Praised for her “dazzling technique and soulful expressiveness,” (Rocky Mountain News), and a musical approach that’s “distinctly sensual…pliant, warm, and sweet,” (New York Times), Debra Nagy is one of North America’s leading performers on the baroque oboe. She is principal oboe with Boston’s Handel & Haydn Society and performs with ensembles around the country including the American Bach Soloists, Apollo’s Fire, Boston Early Music Festival, and others. Passionate about chamber music, Debra is the founder/director of Les Délices and also performs late-medieval music as a regular guest with Boston’s acclaimed Blue Heron and Chicago’s Newberry Consort. Debra was recently recognized with a 2022 Cleveland Arts Prize (Mid-Career) and received the 2022 Laurette Goldberg Prize from Early Music America for her community outreach work with Les Délices on the acclaimed web series SalonEra. Additional awards recognizing her creative and scholarly pursuits include first-prize in the American Bach Soloists Young Artists Competition, a 2009 Fellowship from the National Endowment for the Humanities, and a 2010 Creative Workforce Fellowship from Cuyahoga Arts & Culture.
Debra’s passion for unearthing little-known masterpieces caused the New York Times to dub Les Délices “an early music group with an avant-garde appetite,” adding, “concerts and CDs by Les Délices are journeys of discovery.” Inspired by a creative process that brings together research, composition in historical styles, improvisation, and artistic collaboration, Debra creates programs that “can’t help but getting one listening and thinking in fresh ways” (San Francisco Classiacal Voice). Recent projects have included critically-acclaimed multimedia productions of Machaut’s Remede de Fortune, an acclaimed CD combining jazz and French Baroque airs called Songs without Words, and The White Cat, a pastiche Baroque opera with puppetry and projections based on Marie Catherine d’Aulnoy’s 1690s feminist fairytale.
Recent social unrest and the restrictions of the COVID-19 Pandemic inspired several new projects. Debra reimagined Les Délices’ traditional concert series for the virtual space, safely recording 11 different programs for broadcast during their 2020-22 seasons. One reviewer described the first program as, “in a word: sensational!” and another recognized “[Les Délices] raises the bar for streaming events that have fairly taken over since the pandemic halted live performing arts. At a most challenging time Les Délices embarks on a creative adventure to extend its audience beyond their in-person performances rather than an alternative to them. The modest ticket price is a cultural gift.”
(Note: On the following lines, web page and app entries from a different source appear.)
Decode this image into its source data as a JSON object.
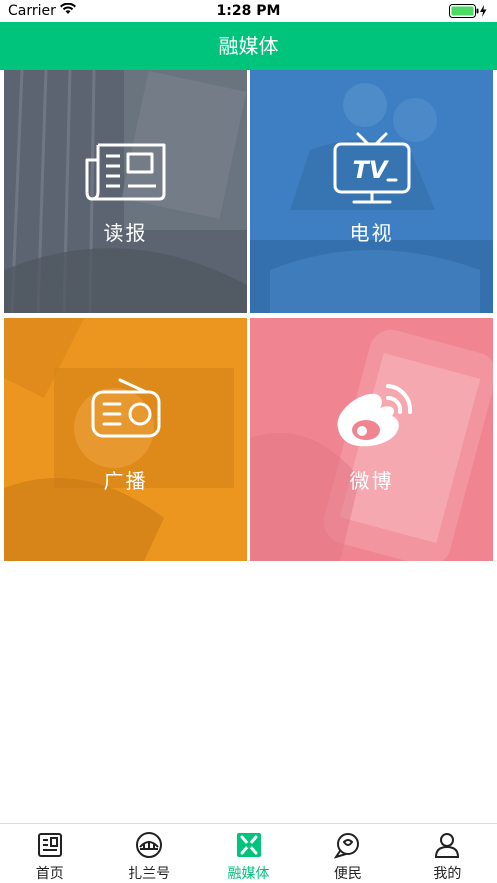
{
  "status_bar": {
    "carrier": "Carrier",
    "time": "1:28 PM"
  },
  "navbar": {
    "title": "融媒体"
  },
  "tiles": [
    {
      "label": "读报",
      "icon": "newspaper-icon",
      "color": "#5b6470"
    },
    {
      "label": "电视",
      "icon": "tv-icon",
      "color": "#3d7fc2"
    },
    {
      "label": "广播",
      "icon": "radio-icon",
      "color": "#ec951f"
    },
    {
      "label": "微博",
      "icon": "weibo-icon",
      "color": "#f08591"
    }
  ],
  "tabbar": {
    "items": [
      {
        "label": "首页",
        "icon": "home-news-icon"
      },
      {
        "label": "扎兰号",
        "icon": "bridge-icon"
      },
      {
        "label": "融媒体",
        "icon": "media-icon",
        "active": true
      },
      {
        "label": "便民",
        "icon": "service-icon"
      },
      {
        "label": "我的",
        "icon": "user-icon"
      }
    ],
    "active_color": "#00c37c"
  },
  "colors": {
    "brand": "#00c37c"
  }
}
At the same time, Debra created a bi-weekly web series variety show for early music called SalonEra. Entering its 4th Season in 2023-24, SalonEra is a salon experience for the 21st century that brings together regular contributors and special guests whose personalities, perspectives, and contributions set the stage for fascinating conversations and fulfilling artistic exchange. Unlimited by geography or program conventions, SalonEra has attracted a wide audience and enables Debra to dramatically expand the range of repertoire and artists that Les Délices presents.
A dedicated and inspiring teacher, Debra serves on the artist faculties of the American Bach Soloists’ Summer Academy and the Oregon Bach Festival’s Berwick Academy, and has given masterclasses at Juilliard, the Cleveland Institute of Music, San Francisco Conservatory, Cincinnati Conservatory, and University of Washington. She is also committed to service and to fostering the next generation of leaders through her work as a mentor and as a former board member of Early Music America; she helped found what has become EMA’s Emerging Leadership Council.
Debra has recorded over 40 CDs with repertoire ranging from 1300-1800 and has had live performances featured on CBC Radio Canada, Klara (Belgium), NPR’s Performance Today, WQXR, and WGBH. When not rehearsing, performing, or dreaming up new projects, Debra cooks prodigiously (including much canning and pickling) and loves commuting by bicycle from her home in Cleveland’s historic Ohio City neighborhood.